▶ **TASK GOAL**
The records that follow are to be repeated exactly, in full.

▶ **RECORDS PROVIDED**
Segment Open
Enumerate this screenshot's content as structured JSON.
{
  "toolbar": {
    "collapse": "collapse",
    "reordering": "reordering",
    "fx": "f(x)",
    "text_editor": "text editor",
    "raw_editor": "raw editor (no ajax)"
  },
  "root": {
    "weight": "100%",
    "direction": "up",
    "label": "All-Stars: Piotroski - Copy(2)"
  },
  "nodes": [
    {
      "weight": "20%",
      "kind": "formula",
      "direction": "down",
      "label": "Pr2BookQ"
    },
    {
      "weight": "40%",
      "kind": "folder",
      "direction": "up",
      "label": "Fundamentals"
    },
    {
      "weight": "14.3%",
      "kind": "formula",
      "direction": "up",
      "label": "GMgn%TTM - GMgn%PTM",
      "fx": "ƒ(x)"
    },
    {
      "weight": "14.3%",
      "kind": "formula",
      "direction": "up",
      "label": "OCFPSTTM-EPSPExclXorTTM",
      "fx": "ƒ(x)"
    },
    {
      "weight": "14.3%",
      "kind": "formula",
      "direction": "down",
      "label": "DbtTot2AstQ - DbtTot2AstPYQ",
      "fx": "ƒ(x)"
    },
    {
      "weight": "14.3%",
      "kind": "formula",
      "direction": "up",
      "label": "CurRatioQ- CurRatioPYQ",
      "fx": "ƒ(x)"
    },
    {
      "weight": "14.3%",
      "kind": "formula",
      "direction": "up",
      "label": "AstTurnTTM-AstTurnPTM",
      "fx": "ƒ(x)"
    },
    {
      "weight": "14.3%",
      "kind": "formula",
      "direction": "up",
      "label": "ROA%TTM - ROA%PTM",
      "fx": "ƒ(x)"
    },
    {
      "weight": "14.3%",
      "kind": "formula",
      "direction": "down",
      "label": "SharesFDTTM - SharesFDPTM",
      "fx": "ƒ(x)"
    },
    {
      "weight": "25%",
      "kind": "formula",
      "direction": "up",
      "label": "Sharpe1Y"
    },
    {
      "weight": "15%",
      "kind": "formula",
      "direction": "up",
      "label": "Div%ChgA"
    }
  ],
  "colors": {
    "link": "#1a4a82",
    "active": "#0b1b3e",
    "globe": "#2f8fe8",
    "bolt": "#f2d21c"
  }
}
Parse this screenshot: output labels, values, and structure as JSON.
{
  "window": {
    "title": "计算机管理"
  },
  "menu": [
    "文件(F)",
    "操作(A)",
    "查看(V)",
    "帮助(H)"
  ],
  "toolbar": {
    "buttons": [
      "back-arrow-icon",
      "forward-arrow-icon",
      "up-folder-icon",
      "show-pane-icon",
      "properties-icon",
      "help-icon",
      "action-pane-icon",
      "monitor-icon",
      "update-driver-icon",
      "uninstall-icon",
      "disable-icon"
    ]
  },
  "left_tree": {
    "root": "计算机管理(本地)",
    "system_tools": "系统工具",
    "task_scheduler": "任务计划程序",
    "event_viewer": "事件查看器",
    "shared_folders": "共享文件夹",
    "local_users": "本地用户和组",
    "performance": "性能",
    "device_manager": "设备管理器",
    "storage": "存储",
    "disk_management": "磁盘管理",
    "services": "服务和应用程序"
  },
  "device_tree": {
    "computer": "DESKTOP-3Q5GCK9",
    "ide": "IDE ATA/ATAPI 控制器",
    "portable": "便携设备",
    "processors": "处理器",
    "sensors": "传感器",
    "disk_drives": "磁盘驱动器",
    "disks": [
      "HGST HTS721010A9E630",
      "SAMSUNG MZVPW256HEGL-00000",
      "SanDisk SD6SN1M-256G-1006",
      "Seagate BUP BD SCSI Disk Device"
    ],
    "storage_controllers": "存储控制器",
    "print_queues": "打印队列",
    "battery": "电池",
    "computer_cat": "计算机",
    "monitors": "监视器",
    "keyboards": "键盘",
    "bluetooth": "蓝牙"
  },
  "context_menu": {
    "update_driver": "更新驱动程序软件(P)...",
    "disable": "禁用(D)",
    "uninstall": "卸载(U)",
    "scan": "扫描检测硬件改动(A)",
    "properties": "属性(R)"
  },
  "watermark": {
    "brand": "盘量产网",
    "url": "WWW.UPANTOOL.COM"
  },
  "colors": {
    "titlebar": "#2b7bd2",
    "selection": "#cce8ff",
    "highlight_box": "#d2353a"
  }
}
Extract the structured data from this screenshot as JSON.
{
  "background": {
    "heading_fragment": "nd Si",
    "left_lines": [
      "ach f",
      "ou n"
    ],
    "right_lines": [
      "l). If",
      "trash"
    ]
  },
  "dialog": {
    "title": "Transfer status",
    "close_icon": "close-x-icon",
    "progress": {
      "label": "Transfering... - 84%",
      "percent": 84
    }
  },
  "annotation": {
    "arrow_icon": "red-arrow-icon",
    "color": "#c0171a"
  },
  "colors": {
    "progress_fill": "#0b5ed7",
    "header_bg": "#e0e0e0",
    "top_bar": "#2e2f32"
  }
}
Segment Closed
▶ **SOLUTION FOR THIS TASK**
Enumerate this screenshot's content as structured JSON.
{
  "toolbar": {
    "collapse": "collapse",
    "reordering": "reordering",
    "fx": "f(x)",
    "text_editor": "text editor",
    "raw_editor": "raw editor (no ajax)"
  },
  "root": {
    "weight": "100%",
    "direction": "up",
    "label": "All-Stars: Piotroski - Copy(2)"
  },
  "nodes": [
    {
      "weight": "20%",
      "kind": "formula",
      "direction": "down",
      "label": "Pr2BookQ"
    },
    {
      "weight": "40%",
      "kind": "folder",
      "direction": "up",
      "label": "Fundamentals"
    },
    {
      "weight": "14.3%",
      "kind": "formula",
      "direction": "up",
      "label": "GMgn%TTM - GMgn%PTM",
      "fx": "ƒ(x)"
    },
    {
      "weight": "14.3%",
      "kind": "formula",
      "direction": "up",
      "label": "OCFPSTTM-EPSPExclXorTTM",
      "fx": "ƒ(x)"
    },
    {
      "weight": "14.3%",
      "kind": "formula",
      "direction": "down",
      "label": "DbtTot2AstQ - DbtTot2AstPYQ",
      "fx": "ƒ(x)"
    },
    {
      "weight": "14.3%",
      "kind": "formula",
      "direction": "up",
      "label": "CurRatioQ- CurRatioPYQ",
      "fx": "ƒ(x)"
    },
    {
      "weight": "14.3%",
      "kind": "formula",
      "direction": "up",
      "label": "AstTurnTTM-AstTurnPTM",
      "fx": "ƒ(x)"
    },
    {
      "weight": "14.3%",
      "kind": "formula",
      "direction": "up",
      "label": "ROA%TTM - ROA%PTM",
      "fx": "ƒ(x)"
    },
    {
      "weight": "14.3%",
      "kind": "formula",
      "direction": "down",
      "label": "SharesFDTTM - SharesFDPTM",
      "fx": "ƒ(x)"
    },
    {
      "weight": "25%",
      "kind": "formula",
      "direction": "up",
      "label": "Sharpe1Y"
    },
    {
      "weight": "15%",
      "kind": "formula",
      "direction": "up",
      "label": "Div%ChgA"
    }
  ],
  "colors": {
    "link": "#1a4a82",
    "active": "#0b1b3e",
    "globe": "#2f8fe8",
    "bolt": "#f2d21c"
  }
}
Parse this screenshot: output labels, values, and structure as JSON.
{
  "window": {
    "title": "计算机管理"
  },
  "menu": [
    "文件(F)",
    "操作(A)",
    "查看(V)",
    "帮助(H)"
  ],
  "toolbar": {
    "buttons": [
      "back-arrow-icon",
      "forward-arrow-icon",
      "up-folder-icon",
      "show-pane-icon",
      "properties-icon",
      "help-icon",
      "action-pane-icon",
      "monitor-icon",
      "update-driver-icon",
      "uninstall-icon",
      "disable-icon"
    ]
  },
  "left_tree": {
    "root": "计算机管理(本地)",
    "system_tools": "系统工具",
    "task_scheduler": "任务计划程序",
    "event_viewer": "事件查看器",
    "shared_folders": "共享文件夹",
    "local_users": "本地用户和组",
    "performance": "性能",
    "device_manager": "设备管理器",
    "storage": "存储",
    "disk_management": "磁盘管理",
    "services": "服务和应用程序"
  },
  "device_tree": {
    "computer": "DESKTOP-3Q5GCK9",
    "ide": "IDE ATA/ATAPI 控制器",
    "portable": "便携设备",
    "processors": "处理器",
    "sensors": "传感器",
    "disk_drives": "磁盘驱动器",
    "disks": [
      "HGST HTS721010A9E630",
      "SAMSUNG MZVPW256HEGL-00000",
      "SanDisk SD6SN1M-256G-1006",
      "Seagate BUP BD SCSI Disk Device"
    ],
    "storage_controllers": "存储控制器",
    "print_queues": "打印队列",
    "battery": "电池",
    "computer_cat": "计算机",
    "monitors": "监视器",
    "keyboards": "键盘",
    "bluetooth": "蓝牙"
  },
  "context_menu": {
    "update_driver": "更新驱动程序软件(P)...",
    "disable": "禁用(D)",
    "uninstall": "卸载(U)",
    "scan": "扫描检测硬件改动(A)",
    "properties": "属性(R)"
  },
  "watermark": {
    "brand": "盘量产网",
    "url": "WWW.UPANTOOL.COM"
  },
  "colors": {
    "titlebar": "#2b7bd2",
    "selection": "#cce8ff",
    "highlight_box": "#d2353a"
  }
}
Extract the structured data from this screenshot as JSON.
{
  "background": {
    "heading_fragment": "nd Si",
    "left_lines": [
      "ach f",
      "ou n"
    ],
    "right_lines": [
      "l). If",
      "trash"
    ]
  },
  "dialog": {
    "title": "Transfer status",
    "close_icon": "close-x-icon",
    "progress": {
      "label": "Transfering... - 84%",
      "percent": 84
    }
  },
  "annotation": {
    "arrow_icon": "red-arrow-icon",
    "color": "#c0171a"
  },
  "colors": {
    "progress_fill": "#0b5ed7",
    "header_bg": "#e0e0e0",
    "top_bar": "#2e2f32"
  }
}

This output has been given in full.